by Dr. Lorin Bradbury
Question: My wife and I seem to have a very difficult time communicating. I love her dearly, but I wish we could discuss some of the problems that arise in our relationship without attacking one another. I am not blaming her; I just don’t know what to do.
Drs. John and Julie Gottman, psychologists and founders of the Gottman Institute at the University of Washington have observed, and even video taped, hours of interactions between couples. They recommend that couples learn the art of softening how they bring up issues that they want and need to discuss. To illustrate, I will present a scenario from one of their books, And Baby Makes Three: The Six-step Plan for Preserving Marital Intimacy and Rekindling Romance after Baby Arrives. Let’s imagine that both parents are sleep deprived due to two young children. The younger child is teething and cries off and on throughout the night. Both parents are exhausted. Let’s listen in as James begins the conversation:
James: Carrie, I need to talk.
James: We never have sex anymore and I’m tired of it. You’re not a woman anymore. You’re just a mom. Kids, kids, kids…You’re one of those mothers who spoils her kids rotten.
Carrie: What are you talking about? Just because you can’t connect with the kids doesn’t mean I shouldn’t. Joanie is three years old and the baby is just six months old. Who are they supposed to turn to? You? (She laughs mockingly.)
James: You jump and come running every time they cry and they’ll hang on to your apron strings forever. You’re ruining those kids.
Listening in, you feel the harshness on both sides. In fact, it hurts to hear them hurt one another this way. A soft startup would be a lot easier to listen to and would be more productive in maintaining their relationship. Below is an example of what a soft startup might sound like.
Both are exhausted, but James tentatively says, “Carrie?”
“What?” she snaps back.

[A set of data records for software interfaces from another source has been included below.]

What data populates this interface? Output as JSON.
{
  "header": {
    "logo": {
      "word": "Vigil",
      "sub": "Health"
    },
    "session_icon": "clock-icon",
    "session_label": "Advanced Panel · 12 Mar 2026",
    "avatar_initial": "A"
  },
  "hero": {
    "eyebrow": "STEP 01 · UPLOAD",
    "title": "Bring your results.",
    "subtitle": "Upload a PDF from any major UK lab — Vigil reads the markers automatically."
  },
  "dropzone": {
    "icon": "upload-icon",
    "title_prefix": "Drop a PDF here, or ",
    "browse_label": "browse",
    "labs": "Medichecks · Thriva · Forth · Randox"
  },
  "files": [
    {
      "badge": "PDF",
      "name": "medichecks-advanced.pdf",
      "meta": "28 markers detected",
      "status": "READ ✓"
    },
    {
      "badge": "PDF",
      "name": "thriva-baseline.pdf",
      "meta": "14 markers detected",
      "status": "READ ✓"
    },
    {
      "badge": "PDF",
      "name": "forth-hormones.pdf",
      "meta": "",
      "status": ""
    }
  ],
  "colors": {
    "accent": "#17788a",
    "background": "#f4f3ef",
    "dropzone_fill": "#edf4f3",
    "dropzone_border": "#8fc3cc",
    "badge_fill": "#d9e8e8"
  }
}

“Never mind,” he grumbles. He rises and heads for the living room.
Turning to face him, Carrie Adds, “I’m sorry, I’m just pooped … What is it?”
James mutters, “I miss you … I wish we could have a date one of these nights.”
Carrie shakes her head. “How can we possibly go out on a date? I’ve got to stay with Anna, especially now. She’s miserable with those teeth coming in.”
James persists. “I know. But I really miss you. Maybe I just miss us. We haven’t had private time in so long, and every time when I think, ‘Tonight’s the night,’ the kids get up and that’s the end of it. I don’t want to go on like this forever.”
“Neither do I.” Carrie reassures him. “I miss you too. I don’t know what to tell you.”
“How about you still find me incredibly sexy and manly and you want to make mad love to me?”
“OK. I find you gorgeous, and sexy, and I still love you. But can you wait awhile for the follow-through? Let’s just get by this one tooth of Annie’s, OK? Then I’ll call my Mom to come over and we’ll have a date.”
Notice the difference? The real issue was the desire for some private time, but in the first instance, James began with a hard startup and focus was lost. In the second, he used a softer approach that resulted in them hearing one another and addressing the real issue—loneliness. Read this through several times, and the next time you need to bring up an issue that could be sensitive, try a soft startup.
Lorin L. Bradbury, Ph.D. is a licensed psychologist in private practice in Bethel. For appointments, he can be reached at 543-3266. If you have questions that you would like Dr. Bradbury to answer in the Delta Discovery, please send them to The Delta Discovery, P.O. Box 1028, Bethel, AK 99559, or e-mail them to [email protected]